January, 2008 - I started this several weeks ago, but it somehow got lost in my computer.  I think
it contained some good ideas.  At this time I don't remember most of them, but when things are
lost and never found, the best course is to begin anew.  Do you know anyone who just refuses to
let go of an idea or a person or a fantasy that has caused grief from day one?  We don't like to
admit that we are wrong, or that someone or something is gone, or that we are incapable of
completing a fantasy, even when all of the indicators seem to point in that direction.
 In December of 2007 my mother's sister, Catherine Collins, died in Reedley, California, at age
94.  Catherine was my favorite aunt - but that was not always the case.  She moved away from
Texas when I was still in elementary school, and I had very little contact with her for over forty
years.  As a young man I spent a lot of time with her sisters, Edith and Hattie, who spent most of
their lives in Texas.  Of the two, Edith was my favorite for many years, because she had a very
friendly demeanor and qualities of beauty and stability that were admirable.  Hattie was also a
very attractive woman and kind to me as a young man, but she longed for many things that her very
hard-working husband could never provide.  This longing was apparent in her manner and in her
constant effort to appear worth more than she could ever hope to be.
 I will give Hattie credit for one very good thing.  For several years following the death of
Catherine's husband, she traveled to California by Greyhound bus many times to show family
support.  At the time of her last trip she was already experiencing the early stages of Alzheimer's,
and it is remarkable that she was able to get there and return without incident.  
 At some point after Hattie's death I decided to become the family contact for Catherine.  We
went through many stages from just visiting and seeing the sights to selection of an assisted living
facility and then, shortly thereafter, the selection of a nursing home where she spent the last ten
years of her life.  Catherine loved music and loved to sing the old hymns of the church.  At her
funeral I played the accordion and sang two of her favorites.  I think other members of the family
were quite amused (or perhaps horrified) with my contribution to the service, but I know that
Catherine would have appreciated every single note.

January, 1979 -  The Channel 5 reporter interviewed a woman who wanted only one thing for
Christmas - her gas turned back on.  The gas company declined, saying that the house would not
pass inspection.  The wheels of bureaucracy took over and offered the woman public housing, if
she would leave her home.  She reluctantly agreed to accept this wonderful gift in exchange for the
one thing she had left in the world, her pride.
1979 was a banner year for C. F. Boone, who at that time published souvenir booklets about
great weather events such as "The Lubbock Tornado", "The Johnstown Flood", "The Kansas City
Flood", etc.  1979 was the year that Wichita Falls had a terrible tornado that took many lives and
destroyed much property.  It was soon added to Mr. Boone's "greatest hits".

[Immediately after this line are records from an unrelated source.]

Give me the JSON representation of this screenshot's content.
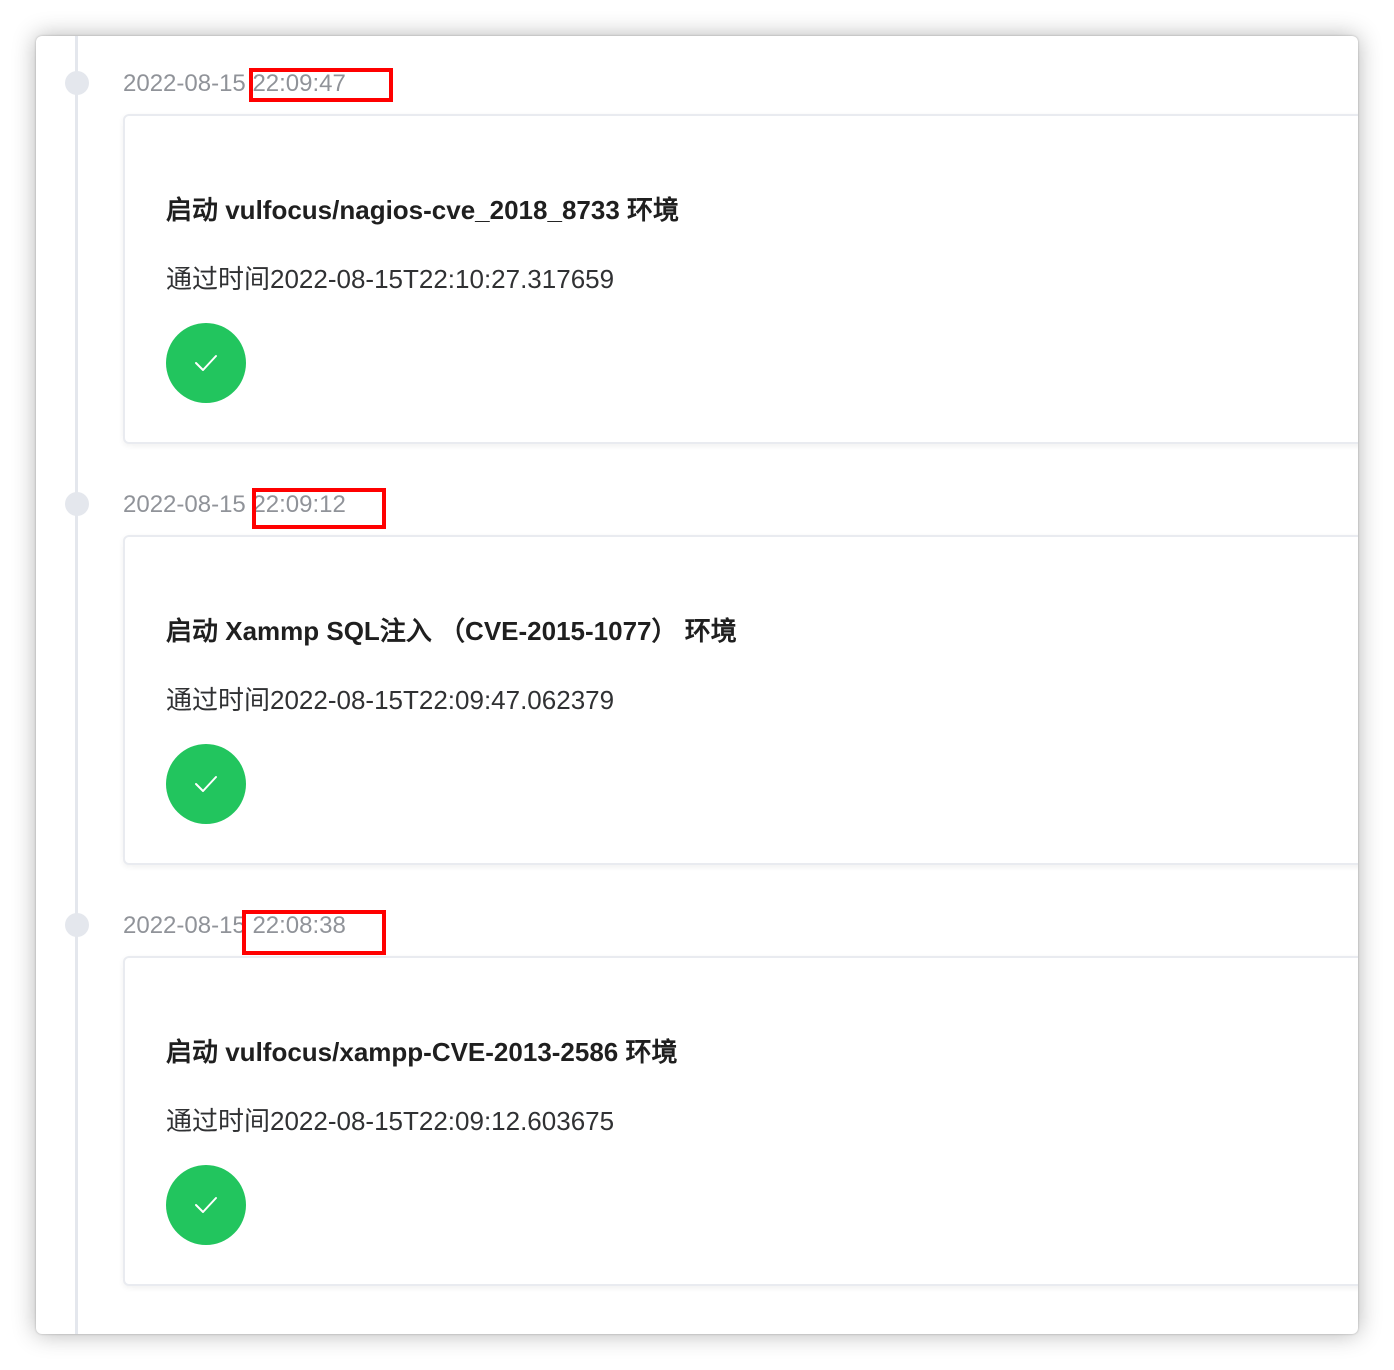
{
  "timeline": [
    {
      "date": "2022-08-15",
      "time": "22:09:47",
      "title": "启动 vulfocus/nagios-cve_2018_8733 环境",
      "pass_time": "通过时间2022-08-15T22:10:27.317659",
      "status_icon": "check-icon",
      "status_color": "#22c55e"
    },
    {
      "date": "2022-08-15",
      "time": "22:09:12",
      "title": "启动 Xammp SQL注入 （CVE-2015-1077） 环境",
      "pass_time": "通过时间2022-08-15T22:09:47.062379",
      "status_icon": "check-icon",
      "status_color": "#22c55e"
    },
    {
      "date": "2022-08-15",
      "time": "22:08:38",
      "title": "启动 vulfocus/xampp-CVE-2013-2586 环境",
      "pass_time": "通过时间2022-08-15T22:09:12.603675",
      "status_icon": "check-icon",
      "status_color": "#22c55e"
    }
  ],
  "colors": {
    "timeline_line": "#e4e7ed",
    "highlight": "#ff0000",
    "timestamp_text": "#909399"
  }
}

Just the other day I was standing in line - waiting to pay my utility bill,
when a woman came up and asked the clerk about getting a ticket to the landfill.

A ticket to the city dump?  I thought it was public land.
Have they started having a pre-dump show with a singer and a junk-rock band?

When I was young the local landfill was just a place where folks dumped trash.
Civic-minded people could use it for free; it didn't take a fist full of cash.

Somehow the idea of paying good money to get beyond the landfill fence
is like buying a ticket to go to church - it just doesn't make much sense.

Of super-inflation and Uncle's regulation we haven't seen anything yet.
The fate of each new generation is surely anyone's bet.

Someday when we're up to our ears in garbage, and the trucks have long stood still;
we'll remember the time when we could afford a ticket to the local landfill.